Date of Award

May 2023

Degree Type


Degree Name

Master of Science



First Advisor

John L Isbell

Second Advisor

Julie A Bowles

Committee Members

John L Isbell, Julie A Bowles, Nicholas D Fedorchuk


AMS - Anisotropy of Magnetic Susceptibility, Diamictites, Gowganda, Huronian Supergroup, Paleoproterozoic, Sediment gravity flows


The Huronian Supergroup (2.4-2.1 Ga) in Ontario, Canada is widely accepted as an important stratigraphic interval for interpreting Paleoproterozoic climate. This is because it contains some of the oldest glaciogenic rocks on the planet.
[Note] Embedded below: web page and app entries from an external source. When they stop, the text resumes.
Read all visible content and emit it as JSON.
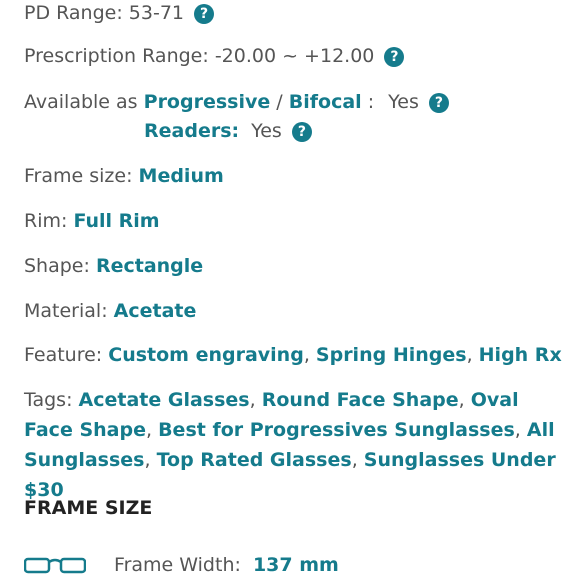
{
  "pd": {
    "label": "PD Range:",
    "value": "53-71"
  },
  "rx": {
    "label": "Prescription Range:",
    "value": "-20.00 ~ +12.00"
  },
  "available": {
    "label": "Available as",
    "progressive": "Progressive",
    "slash": "/",
    "bifocal": "Bifocal",
    "colon": ":",
    "value": "Yes",
    "readers_label": "Readers:",
    "readers_value": "Yes"
  },
  "frame_size": {
    "label": "Frame size:",
    "value": "Medium"
  },
  "rim": {
    "label": "Rim:",
    "value": "Full Rim"
  },
  "shape": {
    "label": "Shape:",
    "value": "Rectangle"
  },
  "material": {
    "label": "Material:",
    "value": "Acetate"
  },
  "feature": {
    "label": "Feature:",
    "items": [
      "Custom engraving",
      "Spring Hinges",
      "High Rx"
    ]
  },
  "tags": {
    "label": "Tags:",
    "items": [
      "Acetate Glasses",
      "Round Face Shape",
      "Oval Face Shape",
      "Best for Progressives Sunglasses",
      "All Sunglasses",
      "Top Rated Glasses",
      "Sunglasses Under $30"
    ]
  },
  "section": {
    "title": "FRAME SIZE"
  },
  "frame_width": {
    "label": "Frame Width:",
    "value": "137 mm",
    "icon": "glasses-icon"
  },
  "help_glyph": "?",
  "separator": ",",
  "colors": {
    "link": "#157b8c",
    "text": "#555555"
  }
}
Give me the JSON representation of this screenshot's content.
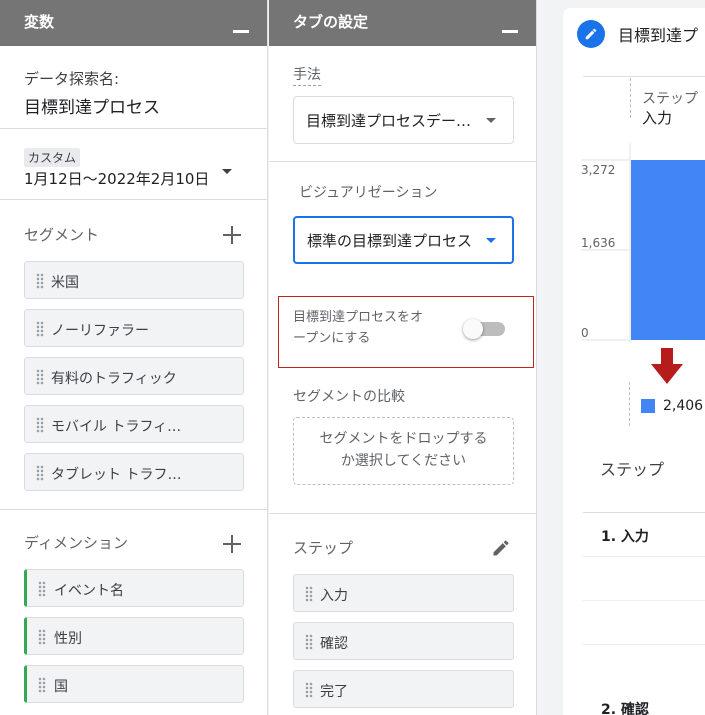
{
  "variables_panel": {
    "title": "変数",
    "exploration_label": "データ探索名:",
    "exploration_name": "目標到達プロセス",
    "date_badge": "カスタム",
    "date_range": "1月12日～2022年2月10日",
    "segments_label": "セグメント",
    "segments": [
      "米国",
      "ノーリファラー",
      "有料のトラフィック",
      "モバイル トラフィ…",
      "タブレット トラフ…"
    ],
    "dimensions_label": "ディメンション",
    "dimensions": [
      "イベント名",
      "性別",
      "国"
    ]
  },
  "tab_settings": {
    "title": "タブの設定",
    "technique_label": "手法",
    "technique_value": "目標到達プロセスデー…",
    "visualization_label": "ビジュアリゼーション",
    "visualization_value": "標準の目標到達プロセス",
    "open_funnel_label_line1": "目標到達プロセスをオ",
    "open_funnel_label_line2": "ープンにする",
    "open_funnel_enabled": false,
    "segment_comparison_label": "セグメントの比較",
    "segment_drop_line1": "セグメントをドロップする",
    "segment_drop_line2": "か選択してください",
    "steps_label": "ステップ",
    "steps": [
      "入力",
      "確認",
      "完了"
    ]
  },
  "report": {
    "title": "目標到達プ",
    "step_header_label": "ステップ",
    "step_header_value": "入力",
    "table_header": "ステップ",
    "rows": [
      "1. 入力",
      "2. 確認"
    ],
    "legend_value": "2,406"
  },
  "chart_data": {
    "type": "bar",
    "categories": [
      "入力"
    ],
    "values": [
      3272
    ],
    "y_ticks": [
      "3,272",
      "1,636",
      "0"
    ],
    "ylim": [
      0,
      3272
    ],
    "bar_color": "#4285f4"
  },
  "colors": {
    "header_bg": "#757575",
    "accent_blue": "#1a73e8",
    "dimension_green": "#34a853",
    "highlight_red": "#c5221f",
    "dropoff_red": "#b71c1c"
  }
}
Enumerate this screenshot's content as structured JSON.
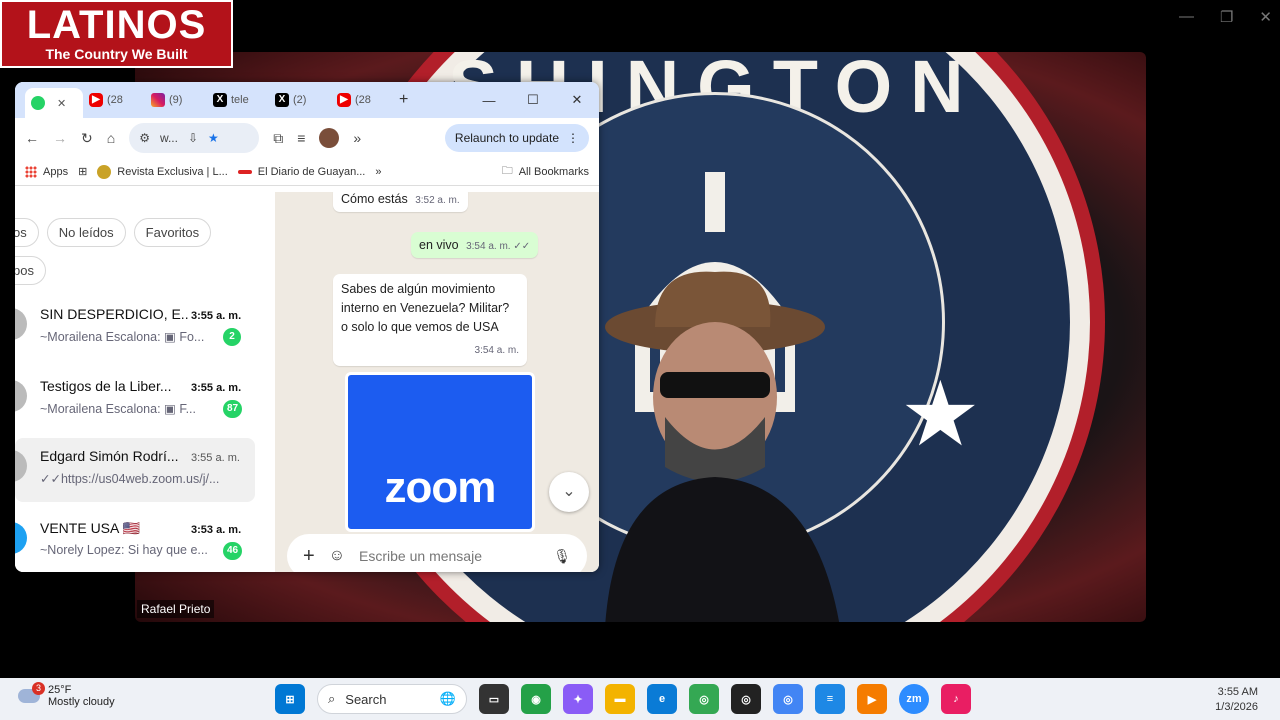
{
  "logo": {
    "brand": "LATINOS",
    "tagline": "The Country We Built"
  },
  "video": {
    "backdrop_text": "SHINGTON",
    "participant_name": "Rafael Prieto"
  },
  "meeting_window_controls": [
    "—",
    "❐",
    "✕"
  ],
  "browser": {
    "tabs": [
      {
        "icon": "whatsapp-icon",
        "label": "",
        "close": "✕"
      },
      {
        "icon": "youtube-icon",
        "label": "(28"
      },
      {
        "icon": "instagram-icon",
        "label": "(9)"
      },
      {
        "icon": "x-icon",
        "label": "tele"
      },
      {
        "icon": "x-icon",
        "label": "(2)"
      },
      {
        "icon": "youtube-icon",
        "label": "(28"
      }
    ],
    "new_tab": "+",
    "window_controls": [
      "—",
      "☐",
      "✕"
    ],
    "omnibox_text": "w...",
    "relaunch_label": "Relaunch to update",
    "bookmarks": {
      "apps": "Apps",
      "item1": "Revista Exclusiva | L...",
      "item2": "El Diario de Guayan...",
      "more": "»",
      "all": "All Bookmarks"
    }
  },
  "whatsapp": {
    "filters": [
      "os",
      "No leídos",
      "Favoritos"
    ],
    "filter_row2": "pos",
    "chats": [
      {
        "title": "SIN DESPERDICIO, E...",
        "time": "3:55 a. m.",
        "preview": "~Morailena Escalona: ▣ Fo...",
        "badge": "2"
      },
      {
        "title": "Testigos de la Liber...",
        "time": "3:55 a. m.",
        "preview": "~Morailena Escalona: ▣ F...",
        "badge": "87"
      },
      {
        "title": "Edgard Simón Rodrí...",
        "time": "3:55 a. m.",
        "preview": "✓✓https://us04web.zoom.us/j/...",
        "badge": ""
      },
      {
        "title": "VENTE USA 🇺🇸",
        "time": "3:53 a. m.",
        "preview": "~Norely Lopez: Si hay que e...",
        "badge": "46"
      }
    ],
    "messages": {
      "m1_text": "Cómo estás",
      "m1_time": "3:52 a. m.",
      "m2_text": "en vivo",
      "m2_time": "3:54 a. m. ✓✓",
      "m3_text": "Sabes de algún movimiento interno en Venezuela? Militar? o solo lo que vemos de USA",
      "m3_time": "3:54 a. m.",
      "image_text": "zoom"
    },
    "composer_placeholder": "Escribe un mensaje"
  },
  "taskbar": {
    "weather_temp": "25°F",
    "weather_desc": "Mostly cloudy",
    "weather_badge": "3",
    "search_label": "Search",
    "time": "3:55 AM",
    "date": "1/3/2026"
  }
}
However, massive and poorly-stratified diamictites in the Gowganda Formation of the Huronian Supergroup have varying depositional interpretations among sedimentologists (subglacial, rainout, sediment gravity flow etc.). Diamictites can occur from a variety of processes and, therefore, proper depositional interpretation is essential for unraveling detailed environmental conditions at the time of deposition. Anisotropy of magnetic susceptibility (AMS) looks at the orientation of magnetic particles within a rock and coupled with sedimentary investigation, can help interpret depositional processes. Rock magnetic data show that magnetism is carried by multi-vortex (titano)magnetite in fine-grained facies and includes the addition of a higher- coercivity contribution (potentially diagenetic goethite) in some sandstone facies. Most magnetic fabrics iii are oblate in shape and oriented transverse to flow, although vertical fabrics were found in sites that exhibited substantial deformation or dewatering. Results and observations from this project suggest that Gowganda sedimentation was dominated by sediment gravity flows, deposited on a marine post-glacial slope with a southwestern transport direction. Interpretation of depositional processes through a combination of AMS and sedimentologic observation provide a more comprehensive understanding of the environmental conditions controlling deposition, and in this case, painting a more elaborate picture of Paleoproterozoic climate transitions. In contrast with subglacially derived diamictites, which are deposited directly under glacial ice, those produced by sediment gravity flows suggest a more glacially distal to non- glacial environment. The presence of bedded diamictites, water escape structures, quarter structures around clasts, a general lack of shear horizons and striated/faceted clasts as well as an abundance of flow-transvers magnetic fabrics observed in most Gowganda facies suggest this more distal environment. However, subglacial deformation and deposition cannot be entirely ruled out for one oriented and striated boulder bed horizon producing flow-aligned magnetic fabrics; both characteristics of subglacial processes.